--- Exercise data ---

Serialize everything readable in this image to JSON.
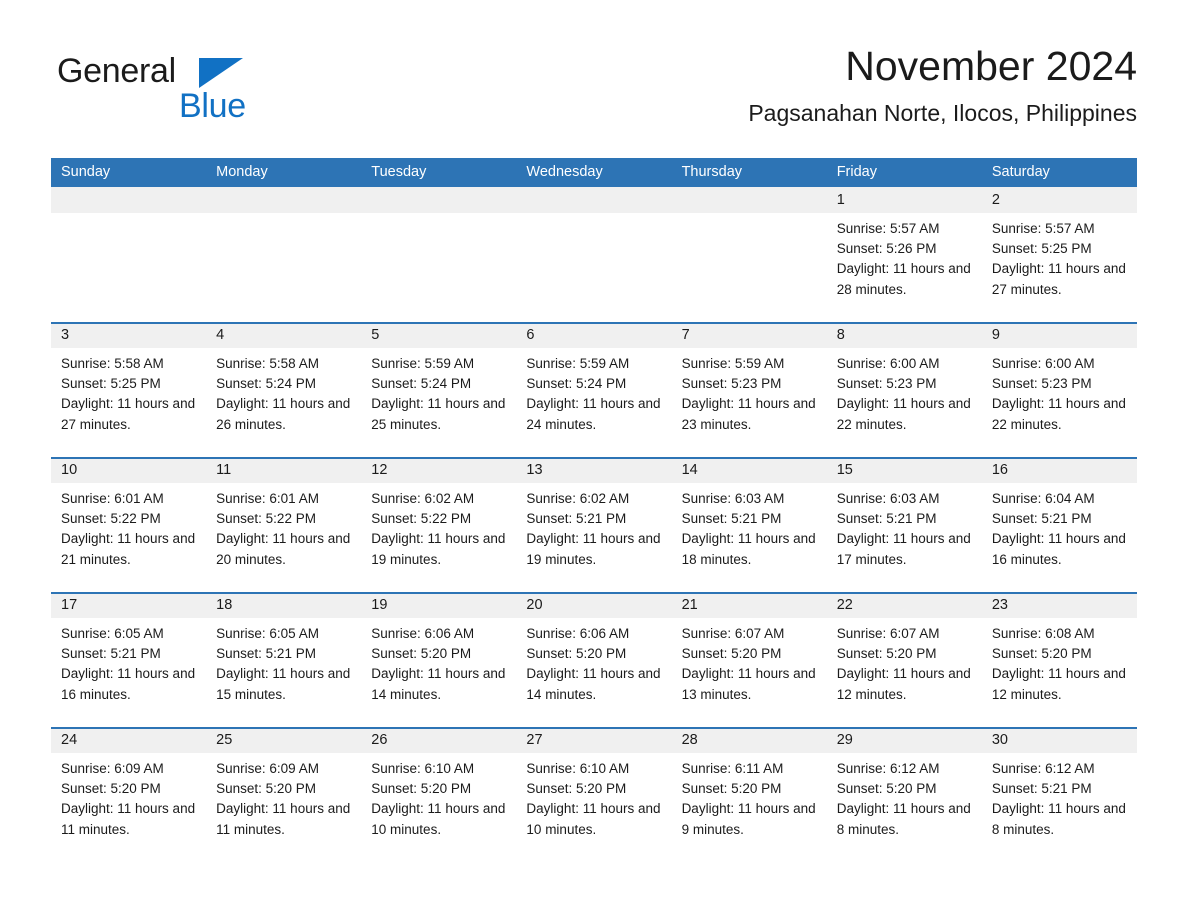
{
  "brand": {
    "name_part1": "General",
    "name_part2": "Blue",
    "triangle_icon": "brand-triangle-icon",
    "colors": {
      "blue": "#1171c4",
      "black": "#1b1b1b"
    }
  },
  "header": {
    "title": "November 2024",
    "subtitle": "Pagsanahan Norte, Ilocos, Philippines"
  },
  "theme": {
    "header_blue": "#2d74b5",
    "day_band_gray": "#f0f0f0",
    "separator_blue": "#2d74b5",
    "text": "#1b1b1b",
    "header_text": "#ffffff"
  },
  "weekdays": [
    {
      "label": "Sunday"
    },
    {
      "label": "Monday"
    },
    {
      "label": "Tuesday"
    },
    {
      "label": "Wednesday"
    },
    {
      "label": "Thursday"
    },
    {
      "label": "Friday"
    },
    {
      "label": "Saturday"
    }
  ],
  "weeks": [
    {
      "days": [
        {
          "num": "",
          "empty": true,
          "sunrise": "",
          "sunset": "",
          "daylight": ""
        },
        {
          "num": "",
          "empty": true,
          "sunrise": "",
          "sunset": "",
          "daylight": ""
        },
        {
          "num": "",
          "empty": true,
          "sunrise": "",
          "sunset": "",
          "daylight": ""
        },
        {
          "num": "",
          "empty": true,
          "sunrise": "",
          "sunset": "",
          "daylight": ""
        },
        {
          "num": "",
          "empty": true,
          "sunrise": "",
          "sunset": "",
          "daylight": ""
        },
        {
          "num": "1",
          "empty": false,
          "sunrise": "Sunrise: 5:57 AM",
          "sunset": "Sunset: 5:26 PM",
          "daylight": "Daylight: 11 hours and 28 minutes."
        },
        {
          "num": "2",
          "empty": false,
          "sunrise": "Sunrise: 5:57 AM",
          "sunset": "Sunset: 5:25 PM",
          "daylight": "Daylight: 11 hours and 27 minutes."
        }
      ]
    },
    {
      "days": [
        {
          "num": "3",
          "empty": false,
          "sunrise": "Sunrise: 5:58 AM",
          "sunset": "Sunset: 5:25 PM",
          "daylight": "Daylight: 11 hours and 27 minutes."
        },
        {
          "num": "4",
          "empty": false,
          "sunrise": "Sunrise: 5:58 AM",
          "sunset": "Sunset: 5:24 PM",
          "daylight": "Daylight: 11 hours and 26 minutes."
        },
        {
          "num": "5",
          "empty": false,
          "sunrise": "Sunrise: 5:59 AM",
          "sunset": "Sunset: 5:24 PM",
          "daylight": "Daylight: 11 hours and 25 minutes."
        },
        {
          "num": "6",
          "empty": false,
          "sunrise": "Sunrise: 5:59 AM",
          "sunset": "Sunset: 5:24 PM",
          "daylight": "Daylight: 11 hours and 24 minutes."
        },
        {
          "num": "7",
          "empty": false,
          "sunrise": "Sunrise: 5:59 AM",
          "sunset": "Sunset: 5:23 PM",
          "daylight": "Daylight: 11 hours and 23 minutes."
        },
        {
          "num": "8",
          "empty": false,
          "sunrise": "Sunrise: 6:00 AM",
          "sunset": "Sunset: 5:23 PM",
          "daylight": "Daylight: 11 hours and 22 minutes."
        },
        {
          "num": "9",
          "empty": false,
          "sunrise": "Sunrise: 6:00 AM",
          "sunset": "Sunset: 5:23 PM",
          "daylight": "Daylight: 11 hours and 22 minutes."
        }
      ]
    },
    {
      "days": [
        {
          "num": "10",
          "empty": false,
          "sunrise": "Sunrise: 6:01 AM",
          "sunset": "Sunset: 5:22 PM",
          "daylight": "Daylight: 11 hours and 21 minutes."
        },
        {
          "num": "11",
          "empty": false,
          "sunrise": "Sunrise: 6:01 AM",
          "sunset": "Sunset: 5:22 PM",
          "daylight": "Daylight: 11 hours and 20 minutes."
        },
        {
          "num": "12",
          "empty": false,
          "sunrise": "Sunrise: 6:02 AM",
          "sunset": "Sunset: 5:22 PM",
          "daylight": "Daylight: 11 hours and 19 minutes."
        },
        {
          "num": "13",
          "empty": false,
          "sunrise": "Sunrise: 6:02 AM",
          "sunset": "Sunset: 5:21 PM",
          "daylight": "Daylight: 11 hours and 19 minutes."
        },
        {
          "num": "14",
          "empty": false,
          "sunrise": "Sunrise: 6:03 AM",
          "sunset": "Sunset: 5:21 PM",
          "daylight": "Daylight: 11 hours and 18 minutes."
        },
        {
          "num": "15",
          "empty": false,
          "sunrise": "Sunrise: 6:03 AM",
          "sunset": "Sunset: 5:21 PM",
          "daylight": "Daylight: 11 hours and 17 minutes."
        },
        {
          "num": "16",
          "empty": false,
          "sunrise": "Sunrise: 6:04 AM",
          "sunset": "Sunset: 5:21 PM",
          "daylight": "Daylight: 11 hours and 16 minutes."
        }
      ]
    },
    {
      "days": [
        {
          "num": "17",
          "empty": false,
          "sunrise": "Sunrise: 6:05 AM",
          "sunset": "Sunset: 5:21 PM",
          "daylight": "Daylight: 11 hours and 16 minutes."
        },
        {
          "num": "18",
          "empty": false,
          "sunrise": "Sunrise: 6:05 AM",
          "sunset": "Sunset: 5:21 PM",
          "daylight": "Daylight: 11 hours and 15 minutes."
        },
        {
          "num": "19",
          "empty": false,
          "sunrise": "Sunrise: 6:06 AM",
          "sunset": "Sunset: 5:20 PM",
          "daylight": "Daylight: 11 hours and 14 minutes."
        },
        {
          "num": "20",
          "empty": false,
          "sunrise": "Sunrise: 6:06 AM",
          "sunset": "Sunset: 5:20 PM",
          "daylight": "Daylight: 11 hours and 14 minutes."
        },
        {
          "num": "21",
          "empty": false,
          "sunrise": "Sunrise: 6:07 AM",
          "sunset": "Sunset: 5:20 PM",
          "daylight": "Daylight: 11 hours and 13 minutes."
        },
        {
          "num": "22",
          "empty": false,
          "sunrise": "Sunrise: 6:07 AM",
          "sunset": "Sunset: 5:20 PM",
          "daylight": "Daylight: 11 hours and 12 minutes."
        },
        {
          "num": "23",
          "empty": false,
          "sunrise": "Sunrise: 6:08 AM",
          "sunset": "Sunset: 5:20 PM",
          "daylight": "Daylight: 11 hours and 12 minutes."
        }
      ]
    },
    {
      "days": [
        {
          "num": "24",
          "empty": false,
          "sunrise": "Sunrise: 6:09 AM",
          "sunset": "Sunset: 5:20 PM",
          "daylight": "Daylight: 11 hours and 11 minutes."
        },
        {
          "num": "25",
          "empty": false,
          "sunrise": "Sunrise: 6:09 AM",
          "sunset": "Sunset: 5:20 PM",
          "daylight": "Daylight: 11 hours and 11 minutes."
        },
        {
          "num": "26",
          "empty": false,
          "sunrise": "Sunrise: 6:10 AM",
          "sunset": "Sunset: 5:20 PM",
          "daylight": "Daylight: 11 hours and 10 minutes."
        },
        {
          "num": "27",
          "empty": false,
          "sunrise": "Sunrise: 6:10 AM",
          "sunset": "Sunset: 5:20 PM",
          "daylight": "Daylight: 11 hours and 10 minutes."
        },
        {
          "num": "28",
          "empty": false,
          "sunrise": "Sunrise: 6:11 AM",
          "sunset": "Sunset: 5:20 PM",
          "daylight": "Daylight: 11 hours and 9 minutes."
        },
        {
          "num": "29",
          "empty": false,
          "sunrise": "Sunrise: 6:12 AM",
          "sunset": "Sunset: 5:20 PM",
          "daylight": "Daylight: 11 hours and 8 minutes."
        },
        {
          "num": "30",
          "empty": false,
          "sunrise": "Sunrise: 6:12 AM",
          "sunset": "Sunset: 5:21 PM",
          "daylight": "Daylight: 11 hours and 8 minutes."
        }
      ]
    }
  ]
}
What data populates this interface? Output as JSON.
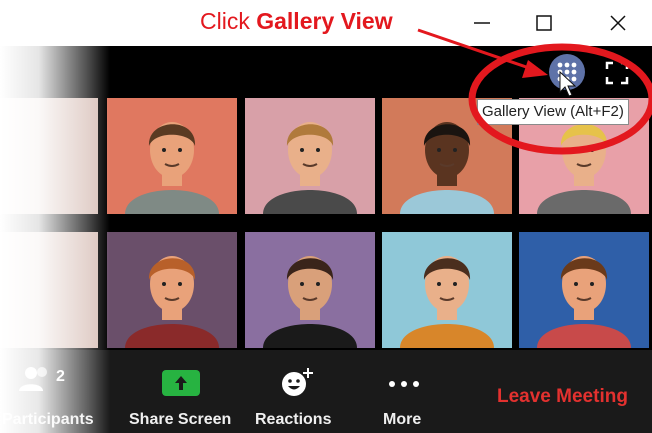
{
  "annotation": {
    "prefix": "Click ",
    "bold": "Gallery View"
  },
  "window_controls": [
    "minimize-icon",
    "maximize-icon",
    "close-icon"
  ],
  "topbar": {
    "gallery_button_icon": "grid-icon",
    "fullscreen_icon": "fullscreen-icon",
    "tooltip": "Gallery View (Alt+F2)"
  },
  "participants": [
    {
      "bg": "#e07860",
      "skin": "#e9a27a",
      "hair": "#5a3a22",
      "shirt": "#7f8a85"
    },
    {
      "bg": "#d8a0a8",
      "skin": "#e9b08a",
      "hair": "#b07a3c",
      "shirt": "#4a4a4a"
    },
    {
      "bg": "#d27a5a",
      "skin": "#5a3420",
      "hair": "#1a1410",
      "shirt": "#9bc8d8"
    },
    {
      "bg": "#e8a0a8",
      "skin": "#e9b08a",
      "hair": "#e6c24a",
      "shirt": "#6a6a6a"
    },
    {
      "bg": "#6a4f6a",
      "skin": "#e9a27a",
      "hair": "#b8602a",
      "shirt": "#8a2a2a"
    },
    {
      "bg": "#8a6fa0",
      "skin": "#d9a07a",
      "hair": "#3a241a",
      "shirt": "#1a1a1a"
    },
    {
      "bg": "#8fc8d8",
      "skin": "#e9b08a",
      "hair": "#4a2e1e",
      "shirt": "#d8862a"
    },
    {
      "bg": "#2f5fa8",
      "skin": "#e9a27a",
      "hair": "#6a3a1a",
      "shirt": "#c84a4a"
    }
  ],
  "toolbar": {
    "participants_count": "2",
    "participants_label": "Participants",
    "share_label": "Share Screen",
    "reactions_label": "Reactions",
    "more_label": "More",
    "leave_label": "Leave Meeting"
  },
  "colors": {
    "annotation_red": "#e3181e",
    "share_green": "#27b341",
    "leave_red": "#e3312f",
    "gallery_button": "#5e72a8"
  }
}
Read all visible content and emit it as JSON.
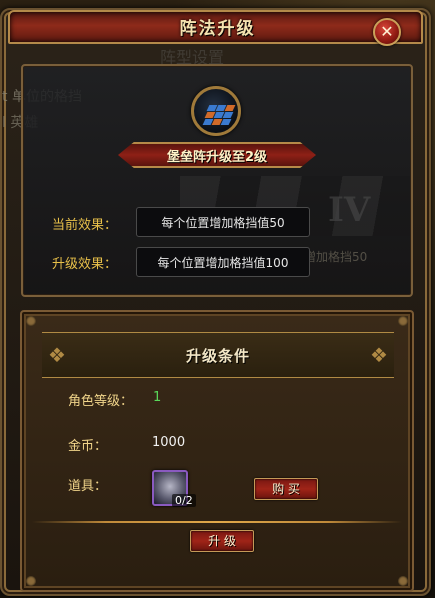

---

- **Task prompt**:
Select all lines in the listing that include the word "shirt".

- **Task response**:
      "shirt": "#7f8a85"
      "shirt": "#4a4a4a"
      "shirt": "#9bc8d8"
      "shirt": "#6a6a6a"
      "shirt": "#8a2a2a"
      "shirt": "#1a1a1a"
      "shirt": "#d8862a"
      "shirt": "#c84a4a"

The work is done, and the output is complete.